Earlier this month, the Pennsylvania Supreme Court affirmed in part and reversed in part a preliminary injunction issued by the Pennsylvania Commonwealth Court with respect to newly promulgated regulations regarding unconventional well drilling. Marcellus Shale Coal. v. Dep't of Envtl. Prot. of Commonwealth, 115 MAP 2016, 2018 WL 2452607 (June 1, 2018). In the decision, the Court rejected the argument that courts should defer to a regulatory agency when deciding a preliminary injunction with respect to the agency’s authority to issue regulations, and also shed light on how it interprets allegations of vagueness and conflict in agency regulations. The majority opinion was authored by Chief Justice Saylor and was joined in full by all the associate justices except for Justice Donohue, who authored a concurring and dissenting opinion. Justice Donohue’s opinion, perhaps most notably, voices her disagreement with the Commonwealth Court’s interpretation of Article 1, Section 27 of the Pennsylvania Constitution, known as the Environmental Rights Amendment. Read More »
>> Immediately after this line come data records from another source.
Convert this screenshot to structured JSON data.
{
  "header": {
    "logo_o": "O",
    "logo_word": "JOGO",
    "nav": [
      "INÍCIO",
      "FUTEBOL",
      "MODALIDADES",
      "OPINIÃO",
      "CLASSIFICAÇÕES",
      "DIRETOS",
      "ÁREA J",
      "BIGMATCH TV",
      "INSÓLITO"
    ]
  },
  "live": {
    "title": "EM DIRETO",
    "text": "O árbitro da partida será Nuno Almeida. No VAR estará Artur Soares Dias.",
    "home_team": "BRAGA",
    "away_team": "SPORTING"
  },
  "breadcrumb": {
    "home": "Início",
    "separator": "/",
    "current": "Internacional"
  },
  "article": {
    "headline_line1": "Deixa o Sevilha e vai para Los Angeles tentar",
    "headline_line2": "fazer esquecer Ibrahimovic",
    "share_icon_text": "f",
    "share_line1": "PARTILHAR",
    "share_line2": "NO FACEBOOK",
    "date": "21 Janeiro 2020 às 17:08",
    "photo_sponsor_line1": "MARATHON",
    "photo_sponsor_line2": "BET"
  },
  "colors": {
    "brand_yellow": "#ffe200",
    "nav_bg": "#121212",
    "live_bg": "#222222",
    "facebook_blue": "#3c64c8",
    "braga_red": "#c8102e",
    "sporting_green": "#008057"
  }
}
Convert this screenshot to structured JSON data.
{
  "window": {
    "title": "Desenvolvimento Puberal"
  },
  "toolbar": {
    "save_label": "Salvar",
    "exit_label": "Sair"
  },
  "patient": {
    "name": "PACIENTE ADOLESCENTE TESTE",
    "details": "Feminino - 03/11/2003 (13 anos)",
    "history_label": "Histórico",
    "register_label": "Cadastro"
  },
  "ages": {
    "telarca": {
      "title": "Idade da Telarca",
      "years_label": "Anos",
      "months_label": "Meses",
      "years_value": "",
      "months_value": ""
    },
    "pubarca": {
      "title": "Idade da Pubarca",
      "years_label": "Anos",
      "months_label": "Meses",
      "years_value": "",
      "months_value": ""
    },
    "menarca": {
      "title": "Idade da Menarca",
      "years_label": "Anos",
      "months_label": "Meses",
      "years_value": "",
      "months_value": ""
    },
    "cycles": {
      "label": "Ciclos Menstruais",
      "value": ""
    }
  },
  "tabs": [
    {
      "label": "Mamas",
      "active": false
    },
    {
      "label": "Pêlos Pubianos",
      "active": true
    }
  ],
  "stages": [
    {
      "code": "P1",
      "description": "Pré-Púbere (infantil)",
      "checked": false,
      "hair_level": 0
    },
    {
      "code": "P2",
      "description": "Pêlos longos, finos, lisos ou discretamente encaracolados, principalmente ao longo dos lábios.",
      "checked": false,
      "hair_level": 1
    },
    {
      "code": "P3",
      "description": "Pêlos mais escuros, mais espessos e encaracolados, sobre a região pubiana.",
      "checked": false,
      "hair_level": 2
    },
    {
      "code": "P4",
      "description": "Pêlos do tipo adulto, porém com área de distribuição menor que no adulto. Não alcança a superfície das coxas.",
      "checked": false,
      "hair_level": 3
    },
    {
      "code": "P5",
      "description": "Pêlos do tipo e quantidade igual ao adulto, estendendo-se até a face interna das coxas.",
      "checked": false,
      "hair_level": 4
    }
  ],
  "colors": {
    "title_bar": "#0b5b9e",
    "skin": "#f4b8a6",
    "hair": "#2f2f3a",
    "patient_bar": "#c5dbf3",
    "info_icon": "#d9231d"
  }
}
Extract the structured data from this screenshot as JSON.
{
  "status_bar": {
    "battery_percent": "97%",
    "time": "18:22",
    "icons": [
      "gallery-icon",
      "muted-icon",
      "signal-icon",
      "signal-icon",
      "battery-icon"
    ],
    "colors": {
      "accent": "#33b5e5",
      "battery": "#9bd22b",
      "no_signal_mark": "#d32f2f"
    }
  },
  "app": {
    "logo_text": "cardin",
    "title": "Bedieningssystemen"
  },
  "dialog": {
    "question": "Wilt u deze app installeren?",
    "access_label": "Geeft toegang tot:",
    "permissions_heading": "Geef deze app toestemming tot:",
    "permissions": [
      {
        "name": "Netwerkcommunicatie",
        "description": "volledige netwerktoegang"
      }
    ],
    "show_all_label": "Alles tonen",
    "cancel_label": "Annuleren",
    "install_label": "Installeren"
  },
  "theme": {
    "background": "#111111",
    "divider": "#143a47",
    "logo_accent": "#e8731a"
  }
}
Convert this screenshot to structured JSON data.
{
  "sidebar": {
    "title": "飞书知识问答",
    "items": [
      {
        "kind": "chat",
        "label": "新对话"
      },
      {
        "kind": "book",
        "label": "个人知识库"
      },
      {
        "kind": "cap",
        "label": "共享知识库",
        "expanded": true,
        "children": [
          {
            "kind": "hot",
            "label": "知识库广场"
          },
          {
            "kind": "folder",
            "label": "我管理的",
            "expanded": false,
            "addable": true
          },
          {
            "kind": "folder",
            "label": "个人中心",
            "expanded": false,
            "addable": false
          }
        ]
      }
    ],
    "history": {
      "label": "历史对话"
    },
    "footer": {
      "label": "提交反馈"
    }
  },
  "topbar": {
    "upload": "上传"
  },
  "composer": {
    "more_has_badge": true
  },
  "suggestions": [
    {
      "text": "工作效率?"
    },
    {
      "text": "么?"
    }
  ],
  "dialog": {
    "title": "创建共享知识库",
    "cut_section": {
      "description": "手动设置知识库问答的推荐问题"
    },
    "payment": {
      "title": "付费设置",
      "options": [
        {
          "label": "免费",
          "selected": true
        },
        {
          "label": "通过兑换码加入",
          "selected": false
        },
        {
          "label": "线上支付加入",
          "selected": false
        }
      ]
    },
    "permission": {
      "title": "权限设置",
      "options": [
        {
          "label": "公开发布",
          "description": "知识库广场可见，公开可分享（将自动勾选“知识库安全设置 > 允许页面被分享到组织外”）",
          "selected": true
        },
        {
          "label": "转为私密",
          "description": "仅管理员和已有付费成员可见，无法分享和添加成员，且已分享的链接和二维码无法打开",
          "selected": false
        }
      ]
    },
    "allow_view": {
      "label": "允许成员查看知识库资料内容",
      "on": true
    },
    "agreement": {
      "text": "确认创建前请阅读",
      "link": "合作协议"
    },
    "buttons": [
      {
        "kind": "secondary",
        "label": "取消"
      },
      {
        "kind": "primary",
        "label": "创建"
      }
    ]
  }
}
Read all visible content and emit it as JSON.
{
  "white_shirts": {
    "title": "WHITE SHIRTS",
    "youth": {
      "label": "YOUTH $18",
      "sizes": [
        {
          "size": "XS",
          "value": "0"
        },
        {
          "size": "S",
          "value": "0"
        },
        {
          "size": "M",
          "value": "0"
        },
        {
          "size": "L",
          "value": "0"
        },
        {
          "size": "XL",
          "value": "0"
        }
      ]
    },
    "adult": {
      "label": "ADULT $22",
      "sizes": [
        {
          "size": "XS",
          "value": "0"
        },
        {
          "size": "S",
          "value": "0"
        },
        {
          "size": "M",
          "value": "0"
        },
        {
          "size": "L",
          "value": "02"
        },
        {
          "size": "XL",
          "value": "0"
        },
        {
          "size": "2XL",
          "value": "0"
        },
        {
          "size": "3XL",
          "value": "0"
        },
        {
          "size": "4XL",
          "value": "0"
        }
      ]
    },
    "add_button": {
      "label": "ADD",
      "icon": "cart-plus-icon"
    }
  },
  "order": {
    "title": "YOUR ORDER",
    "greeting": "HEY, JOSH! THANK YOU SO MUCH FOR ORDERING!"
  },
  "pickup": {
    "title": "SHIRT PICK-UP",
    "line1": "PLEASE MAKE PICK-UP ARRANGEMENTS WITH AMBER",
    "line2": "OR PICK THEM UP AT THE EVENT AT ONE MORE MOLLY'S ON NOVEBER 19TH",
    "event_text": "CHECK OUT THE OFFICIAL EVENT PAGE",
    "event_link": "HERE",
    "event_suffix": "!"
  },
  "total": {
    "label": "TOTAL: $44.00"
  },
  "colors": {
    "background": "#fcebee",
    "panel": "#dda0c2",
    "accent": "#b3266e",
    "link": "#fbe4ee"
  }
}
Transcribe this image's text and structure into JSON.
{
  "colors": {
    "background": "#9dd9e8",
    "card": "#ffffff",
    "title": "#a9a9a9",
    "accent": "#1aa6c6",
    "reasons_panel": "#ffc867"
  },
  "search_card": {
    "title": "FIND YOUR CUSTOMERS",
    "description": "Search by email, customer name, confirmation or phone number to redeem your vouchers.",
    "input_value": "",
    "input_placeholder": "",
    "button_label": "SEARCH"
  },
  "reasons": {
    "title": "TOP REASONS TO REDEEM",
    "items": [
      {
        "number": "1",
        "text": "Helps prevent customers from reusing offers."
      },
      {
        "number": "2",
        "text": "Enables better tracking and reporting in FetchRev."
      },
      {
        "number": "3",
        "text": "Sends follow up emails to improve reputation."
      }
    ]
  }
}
On June 1, 2018, the Pennsylvania Supreme Court, in a 4-3 decision, held that a municipality was required to amend its zoning ordinance before it could allow natural gas operations in a residential-agricultural zoning district. Gorsline v. Bd. of Sup. of Fairfield Twp., et al., No. 67 MAP 2016, 2018 WL 2448803 (June 1, 2018).  Specifically, the Court ruled that the Fairfield Township Board of Supervisors improperly found that the drilling and operation of a natural gas well in a Residential-Agricultural (“R-A”) district was “similar to” other uses in the R-A district.  Although the Township’s zoning ordinance did not specifically allow drilling, the zoning ordinance provided that when a use is not specifically permitted by the zoning ordinance, the Supervisors may permit the use if, among other things, it is “similar to and compatible with the other uses permitted in the zone where the subject property is located.”  The Supervisors found that Inflection Energy, LLC’s proposed gas drilling was “similar to” other uses in the R-A district.  The Commonwealth Court upheld the Supervisors’ decision, finding that the gas drilling was similar to and compatible with a “public service facility,” which is a conditional use in the R-A district, and which is defined as the “erection, construction, alteration, operation or maintenance of buildings, power plants or substations, water treatment plants or pumping stations; sewage disposal or pumping plants and other similar public service structures by a utility, whether publicly or privately owned, or by a municipal or other governmental agency, including the furnishing of electrical, gas, communication, water supply and sewage disposal services.”   Read More »